First things first. Get a big towel and spread it out over your work surface. Why you say? Well if you've ever been down on your hands and knees with a flashlight looking for an impossibly microscopic screw or other part, it's obvious.
For the uninitiated, the screw hits the towel and stays put. No more carpet safaris.
Let's get started.
Since the build is going to require me to handle the cameras a lot, they need to be protected.
If you recall the programming vid (See the end of this post for the video.), this is how I kept it secured. A thousand and 2 ways to use the extra hands rig.
Here's the camera housing laid out. You'll need a 0 and 00 Phillips to assemble this.
This step is something the little flyer that comes with it doesn't bother to tell you about.
You have to remove the lens housing, referred to as the barrel, off the board.
This shot also give you a good look at where all the magic takes place. That's a Sony HAD CCD pickup. The green tinted filter laying over the pickup is the IR cut filter.
In this case it's just a film stuck to the edges of the pickup. If you remove that the low light sensitivity goes way up but in the light of day, the color detail suffers.
Next is to loosen the knurl nut up buy turning it counter clockwise. Then remove the lens from barrel. Take the barrel and the screws, put them in a baggies and put them up.
Next shot here is the extra trim that comes from the factory to facilitate installing in different housings. In this case that has to be removed.
It's not complicated to do proving you have the right tool. The corners are already perfed so just grab at the perf with a blunt nosed plier and give it a slight bend.

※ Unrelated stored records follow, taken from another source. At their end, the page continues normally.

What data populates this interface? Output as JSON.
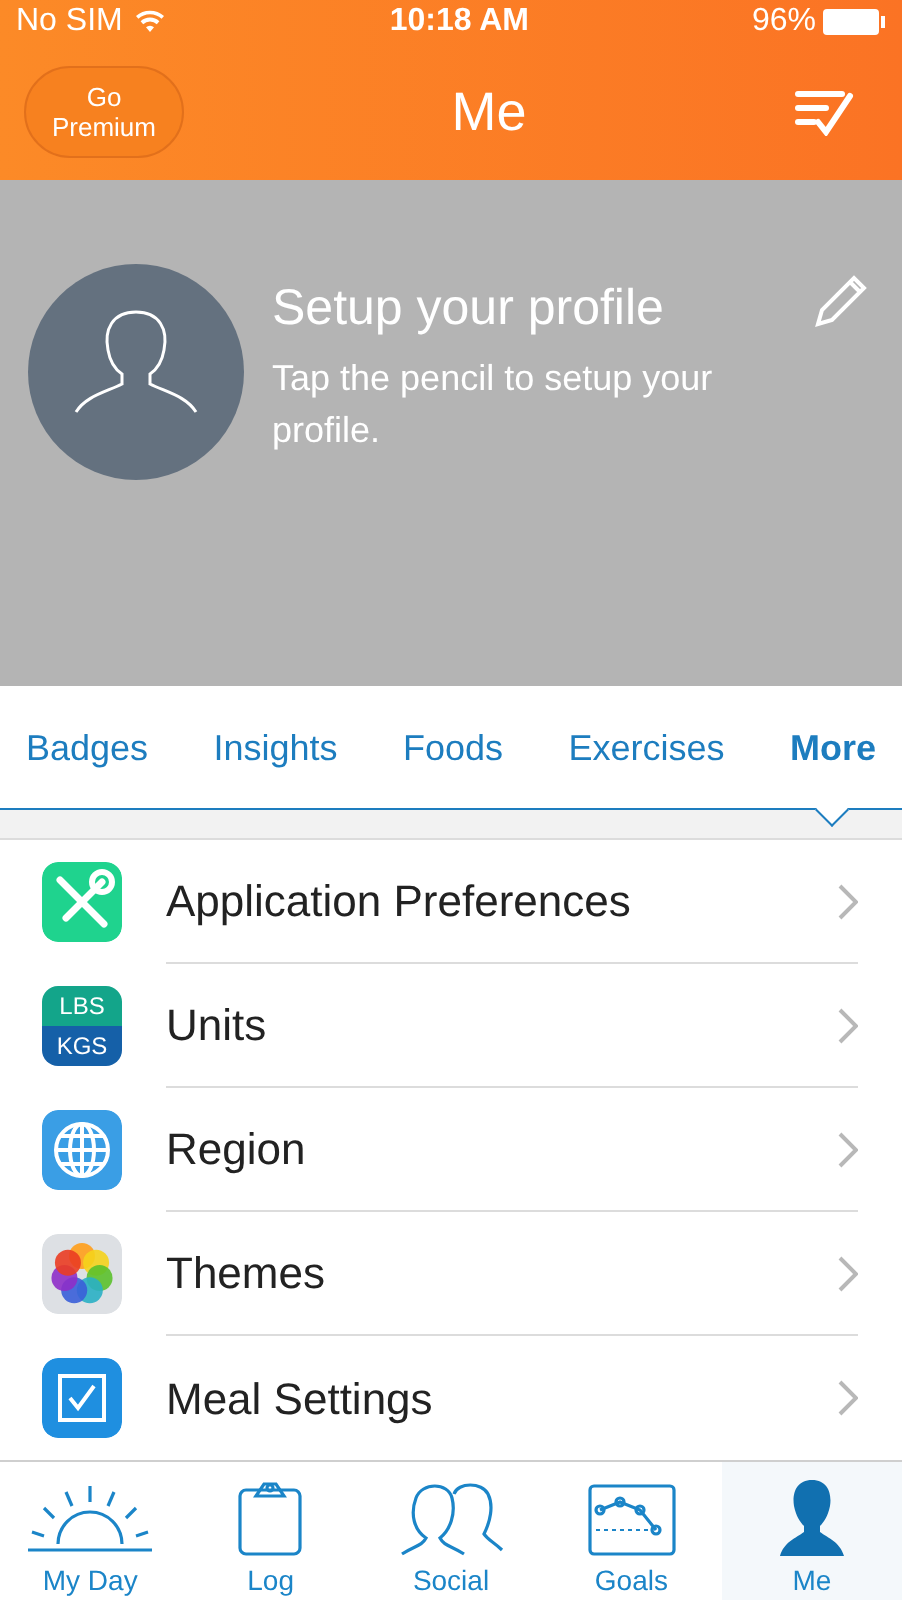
{
  "status_bar": {
    "carrier": "No SIM",
    "time": "10:18 AM",
    "battery": "96%"
  },
  "nav": {
    "premium_button": "Go Premium",
    "title": "Me"
  },
  "profile": {
    "title": "Setup your profile",
    "subtitle": "Tap the pencil to setup your profile."
  },
  "tabs": [
    {
      "label": "Badges",
      "selected": false
    },
    {
      "label": "Insights",
      "selected": false
    },
    {
      "label": "Foods",
      "selected": false
    },
    {
      "label": "Exercises",
      "selected": false
    },
    {
      "label": "More",
      "selected": true
    }
  ],
  "menu": [
    {
      "kind": "tools",
      "label": "Application Preferences"
    },
    {
      "kind": "units",
      "label": "Units",
      "icon_top": "LBS",
      "icon_bottom": "KGS"
    },
    {
      "kind": "globe",
      "label": "Region"
    },
    {
      "kind": "palette",
      "label": "Themes"
    },
    {
      "kind": "check",
      "label": "Meal Settings"
    }
  ],
  "tab_bar": [
    {
      "kind": "sun",
      "label": "My Day",
      "selected": false
    },
    {
      "kind": "clipboard",
      "label": "Log",
      "selected": false
    },
    {
      "kind": "people",
      "label": "Social",
      "selected": false
    },
    {
      "kind": "chart",
      "label": "Goals",
      "selected": false
    },
    {
      "kind": "person",
      "label": "Me",
      "selected": true
    }
  ]
}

Go all the way around giving it a slight bend. Turn it over and bend in the other direction to get it to finally let go. Note: don't get on the wrong side of the perf. You can break the board. It's just simple fiberglass.
Also note that a famous RC model reviewer suggests using wire cutters to snip it off. Don't! if you get in the wrong place or it slips while squeezing down you can cut the wrong part and kill the camera.
In the shot above you notice after snapping off the extra you still have rough edges in the corners. Believe it or not that little bit keeps it from fitting in the case.
I just took a Exacto knife and trimmed most of it off.
Lay the board in and secure with the right two screws. Upper left and lower right. When you lay the back on you'll see why.
Lay the back on and run down the two long screws. At this point you should have three short screws left.
Attach the mounting bracket. Should have one screw left by the way.
And finally screw the lens in. Go ahead and just snug down the knurl nut. You'll need to power up the camera and set the focus. Then you tighten it down.
There's two flat spots on the knurl nut for a open end wrench like an ignition wrench.
Now you get to find out what the last screw is for. It goes in the side of the barrel to hold the lens in place. I'll use the knurl nut, thank you. If the screw is run down too far it can bugger up the threads and push the lens tube out of round.
Back in the extra hands rig and pointed at something. Connected to power and the pocket DVR and it's time to focus the camera once again. Note to self: Quit mucking about and get a 8 or 10 inch monitor for doing this stuff.
And back in service.
I strapped the camera with a 1.7mm lens to the leg of my hex and with a pocket DVR recording what the camera saw, I got this neat video.